## TASK OBJECTIVE
Using the data that follows, report how many lines include "this"; output no other text.

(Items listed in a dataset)
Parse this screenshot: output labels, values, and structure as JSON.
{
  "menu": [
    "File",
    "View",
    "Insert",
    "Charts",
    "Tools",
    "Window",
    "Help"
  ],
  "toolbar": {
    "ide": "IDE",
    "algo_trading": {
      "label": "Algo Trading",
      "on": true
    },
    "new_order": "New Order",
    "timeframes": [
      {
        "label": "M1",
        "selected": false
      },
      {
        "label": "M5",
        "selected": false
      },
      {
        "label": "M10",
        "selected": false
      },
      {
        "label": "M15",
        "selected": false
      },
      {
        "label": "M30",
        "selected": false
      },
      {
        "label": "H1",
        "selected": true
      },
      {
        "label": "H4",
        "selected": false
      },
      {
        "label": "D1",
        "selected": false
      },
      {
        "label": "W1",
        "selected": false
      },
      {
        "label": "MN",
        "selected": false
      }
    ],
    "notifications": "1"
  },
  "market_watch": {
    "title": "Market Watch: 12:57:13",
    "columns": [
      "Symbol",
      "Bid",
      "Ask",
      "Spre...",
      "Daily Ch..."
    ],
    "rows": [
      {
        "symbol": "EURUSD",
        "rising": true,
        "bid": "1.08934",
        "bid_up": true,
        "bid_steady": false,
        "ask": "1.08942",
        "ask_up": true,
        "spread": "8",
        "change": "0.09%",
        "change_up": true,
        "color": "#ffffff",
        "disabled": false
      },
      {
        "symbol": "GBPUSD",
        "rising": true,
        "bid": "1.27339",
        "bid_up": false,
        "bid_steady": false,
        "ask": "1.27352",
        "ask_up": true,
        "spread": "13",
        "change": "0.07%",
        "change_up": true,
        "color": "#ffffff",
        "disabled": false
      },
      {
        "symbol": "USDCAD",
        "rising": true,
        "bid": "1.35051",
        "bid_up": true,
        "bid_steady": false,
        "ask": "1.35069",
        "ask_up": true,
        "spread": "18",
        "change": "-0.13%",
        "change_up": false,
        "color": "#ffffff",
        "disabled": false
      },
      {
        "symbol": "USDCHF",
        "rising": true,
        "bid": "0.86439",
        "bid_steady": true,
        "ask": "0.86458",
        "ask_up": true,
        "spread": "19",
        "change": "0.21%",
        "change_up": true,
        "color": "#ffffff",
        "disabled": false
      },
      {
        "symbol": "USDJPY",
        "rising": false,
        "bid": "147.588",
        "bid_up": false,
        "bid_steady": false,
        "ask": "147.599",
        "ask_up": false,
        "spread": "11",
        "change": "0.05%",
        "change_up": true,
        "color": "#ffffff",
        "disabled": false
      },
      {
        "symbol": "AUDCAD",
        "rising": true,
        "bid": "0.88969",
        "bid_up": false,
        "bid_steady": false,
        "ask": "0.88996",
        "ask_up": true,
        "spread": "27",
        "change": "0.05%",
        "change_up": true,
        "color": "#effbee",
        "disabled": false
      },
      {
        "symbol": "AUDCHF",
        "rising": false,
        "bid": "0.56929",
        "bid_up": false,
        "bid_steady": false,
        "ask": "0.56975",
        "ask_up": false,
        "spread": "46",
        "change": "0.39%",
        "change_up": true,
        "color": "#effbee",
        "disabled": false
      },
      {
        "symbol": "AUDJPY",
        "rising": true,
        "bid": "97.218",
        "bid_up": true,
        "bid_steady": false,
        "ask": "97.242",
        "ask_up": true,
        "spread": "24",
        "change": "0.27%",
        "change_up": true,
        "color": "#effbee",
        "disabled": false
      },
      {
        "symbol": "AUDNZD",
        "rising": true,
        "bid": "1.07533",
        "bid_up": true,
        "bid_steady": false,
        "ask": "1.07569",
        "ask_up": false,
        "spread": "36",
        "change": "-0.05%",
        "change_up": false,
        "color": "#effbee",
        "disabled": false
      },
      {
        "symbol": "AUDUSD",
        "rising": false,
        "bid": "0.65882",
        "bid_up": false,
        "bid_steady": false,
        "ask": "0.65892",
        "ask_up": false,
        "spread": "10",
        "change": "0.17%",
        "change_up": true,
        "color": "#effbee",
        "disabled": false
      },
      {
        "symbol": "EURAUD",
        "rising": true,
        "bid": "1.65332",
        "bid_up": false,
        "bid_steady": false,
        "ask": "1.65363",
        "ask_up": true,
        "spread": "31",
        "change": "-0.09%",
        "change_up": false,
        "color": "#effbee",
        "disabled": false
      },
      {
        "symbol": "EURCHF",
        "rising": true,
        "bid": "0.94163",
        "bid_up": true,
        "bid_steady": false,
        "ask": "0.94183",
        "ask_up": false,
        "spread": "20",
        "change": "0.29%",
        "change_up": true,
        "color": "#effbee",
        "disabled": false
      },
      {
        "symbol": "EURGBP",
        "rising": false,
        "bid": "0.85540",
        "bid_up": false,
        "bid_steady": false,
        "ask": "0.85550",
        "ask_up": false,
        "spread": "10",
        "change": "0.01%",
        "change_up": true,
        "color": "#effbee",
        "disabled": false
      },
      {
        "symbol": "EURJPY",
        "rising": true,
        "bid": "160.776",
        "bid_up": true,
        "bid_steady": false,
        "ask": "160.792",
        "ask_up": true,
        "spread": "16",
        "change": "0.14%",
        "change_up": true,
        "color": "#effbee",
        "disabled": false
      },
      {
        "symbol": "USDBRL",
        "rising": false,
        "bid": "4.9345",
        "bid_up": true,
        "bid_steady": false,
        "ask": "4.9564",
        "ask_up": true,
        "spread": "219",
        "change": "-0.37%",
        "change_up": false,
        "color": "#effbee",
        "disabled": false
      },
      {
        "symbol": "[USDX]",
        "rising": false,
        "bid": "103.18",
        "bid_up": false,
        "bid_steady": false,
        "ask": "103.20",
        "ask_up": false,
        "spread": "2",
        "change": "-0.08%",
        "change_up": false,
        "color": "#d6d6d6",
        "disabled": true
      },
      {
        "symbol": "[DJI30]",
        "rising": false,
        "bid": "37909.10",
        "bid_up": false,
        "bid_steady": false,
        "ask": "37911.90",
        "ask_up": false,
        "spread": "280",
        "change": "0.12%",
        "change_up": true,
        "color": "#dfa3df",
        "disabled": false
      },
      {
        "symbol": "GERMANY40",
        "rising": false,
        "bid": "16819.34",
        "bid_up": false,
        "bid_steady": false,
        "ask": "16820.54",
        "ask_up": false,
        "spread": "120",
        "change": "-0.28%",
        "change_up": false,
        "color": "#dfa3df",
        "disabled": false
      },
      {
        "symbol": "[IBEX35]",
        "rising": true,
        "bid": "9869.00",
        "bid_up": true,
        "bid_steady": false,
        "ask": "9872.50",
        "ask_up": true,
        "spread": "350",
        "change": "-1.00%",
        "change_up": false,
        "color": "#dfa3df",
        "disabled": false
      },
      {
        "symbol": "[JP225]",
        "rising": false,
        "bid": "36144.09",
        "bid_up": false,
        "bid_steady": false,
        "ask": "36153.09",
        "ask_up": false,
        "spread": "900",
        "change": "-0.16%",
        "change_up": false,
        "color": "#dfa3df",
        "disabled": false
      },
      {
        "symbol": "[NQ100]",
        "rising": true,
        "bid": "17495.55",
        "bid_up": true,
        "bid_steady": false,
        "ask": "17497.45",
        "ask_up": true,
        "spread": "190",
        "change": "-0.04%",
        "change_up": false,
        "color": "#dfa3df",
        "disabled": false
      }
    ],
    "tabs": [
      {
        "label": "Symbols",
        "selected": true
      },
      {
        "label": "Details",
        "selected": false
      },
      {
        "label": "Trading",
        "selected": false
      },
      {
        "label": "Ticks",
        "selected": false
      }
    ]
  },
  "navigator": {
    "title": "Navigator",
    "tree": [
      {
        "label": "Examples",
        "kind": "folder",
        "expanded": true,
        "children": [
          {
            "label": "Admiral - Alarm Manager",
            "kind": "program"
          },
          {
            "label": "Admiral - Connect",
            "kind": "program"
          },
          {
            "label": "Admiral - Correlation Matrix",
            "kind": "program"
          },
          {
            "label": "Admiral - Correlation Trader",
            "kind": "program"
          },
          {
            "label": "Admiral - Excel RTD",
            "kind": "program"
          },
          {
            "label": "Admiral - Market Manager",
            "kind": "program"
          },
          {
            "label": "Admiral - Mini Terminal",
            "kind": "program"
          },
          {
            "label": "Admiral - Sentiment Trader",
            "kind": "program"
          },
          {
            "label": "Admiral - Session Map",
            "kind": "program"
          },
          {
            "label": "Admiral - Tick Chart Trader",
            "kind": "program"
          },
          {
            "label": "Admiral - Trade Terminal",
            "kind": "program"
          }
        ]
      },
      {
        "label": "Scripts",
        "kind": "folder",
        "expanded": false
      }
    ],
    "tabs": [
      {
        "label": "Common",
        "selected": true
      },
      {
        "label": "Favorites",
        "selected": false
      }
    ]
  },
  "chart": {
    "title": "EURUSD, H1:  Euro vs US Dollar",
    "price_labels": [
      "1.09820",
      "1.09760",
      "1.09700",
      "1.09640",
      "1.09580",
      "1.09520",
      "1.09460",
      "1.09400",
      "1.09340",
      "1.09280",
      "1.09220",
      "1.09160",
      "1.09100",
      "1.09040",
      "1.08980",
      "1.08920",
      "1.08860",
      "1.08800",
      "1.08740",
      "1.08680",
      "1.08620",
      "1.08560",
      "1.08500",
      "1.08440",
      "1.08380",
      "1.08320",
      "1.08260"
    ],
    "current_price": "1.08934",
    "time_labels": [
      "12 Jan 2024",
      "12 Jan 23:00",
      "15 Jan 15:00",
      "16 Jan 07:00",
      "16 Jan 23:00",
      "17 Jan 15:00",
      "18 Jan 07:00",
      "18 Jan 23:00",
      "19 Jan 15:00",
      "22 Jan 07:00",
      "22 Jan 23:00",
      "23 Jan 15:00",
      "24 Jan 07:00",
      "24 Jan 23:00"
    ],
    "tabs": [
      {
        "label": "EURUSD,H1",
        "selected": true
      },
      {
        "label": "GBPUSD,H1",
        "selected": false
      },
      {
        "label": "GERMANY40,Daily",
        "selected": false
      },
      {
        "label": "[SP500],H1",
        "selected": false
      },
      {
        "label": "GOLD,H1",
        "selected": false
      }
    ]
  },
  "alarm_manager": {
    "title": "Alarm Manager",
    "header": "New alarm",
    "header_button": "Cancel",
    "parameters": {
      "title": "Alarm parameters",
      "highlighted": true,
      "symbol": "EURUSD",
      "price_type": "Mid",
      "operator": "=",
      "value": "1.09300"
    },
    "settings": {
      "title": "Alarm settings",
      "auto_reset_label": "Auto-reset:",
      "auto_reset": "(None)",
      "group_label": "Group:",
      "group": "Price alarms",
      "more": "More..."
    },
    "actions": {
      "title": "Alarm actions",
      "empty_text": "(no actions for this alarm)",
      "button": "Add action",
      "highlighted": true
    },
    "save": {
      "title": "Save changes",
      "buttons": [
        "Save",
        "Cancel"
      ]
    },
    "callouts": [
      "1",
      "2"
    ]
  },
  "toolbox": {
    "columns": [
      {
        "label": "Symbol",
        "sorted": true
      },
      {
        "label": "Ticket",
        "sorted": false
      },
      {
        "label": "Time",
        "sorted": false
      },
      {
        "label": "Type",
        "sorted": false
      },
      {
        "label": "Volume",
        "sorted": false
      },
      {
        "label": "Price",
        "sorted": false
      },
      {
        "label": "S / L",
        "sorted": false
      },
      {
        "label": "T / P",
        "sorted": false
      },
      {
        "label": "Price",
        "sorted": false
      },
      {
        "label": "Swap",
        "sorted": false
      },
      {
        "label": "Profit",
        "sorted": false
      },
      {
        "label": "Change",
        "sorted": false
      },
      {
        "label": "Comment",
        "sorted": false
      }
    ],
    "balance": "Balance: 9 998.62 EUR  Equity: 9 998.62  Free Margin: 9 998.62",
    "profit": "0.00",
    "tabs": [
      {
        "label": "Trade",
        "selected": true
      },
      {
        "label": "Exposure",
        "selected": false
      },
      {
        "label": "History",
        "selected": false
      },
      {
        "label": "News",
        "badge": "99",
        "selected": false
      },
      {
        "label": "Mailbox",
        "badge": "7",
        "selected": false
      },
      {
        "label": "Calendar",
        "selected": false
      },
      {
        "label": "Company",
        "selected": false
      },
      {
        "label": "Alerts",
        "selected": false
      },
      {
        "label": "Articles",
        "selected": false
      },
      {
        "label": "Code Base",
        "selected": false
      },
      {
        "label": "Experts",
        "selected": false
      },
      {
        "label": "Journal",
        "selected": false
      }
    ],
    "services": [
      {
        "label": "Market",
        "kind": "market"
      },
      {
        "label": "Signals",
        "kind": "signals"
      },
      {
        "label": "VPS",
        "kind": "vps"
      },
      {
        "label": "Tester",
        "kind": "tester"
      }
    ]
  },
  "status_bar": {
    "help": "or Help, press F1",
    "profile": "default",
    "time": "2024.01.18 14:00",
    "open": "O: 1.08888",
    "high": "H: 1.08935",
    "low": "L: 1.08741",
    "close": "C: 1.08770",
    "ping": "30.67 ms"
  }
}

## YOUR SOLUTION
2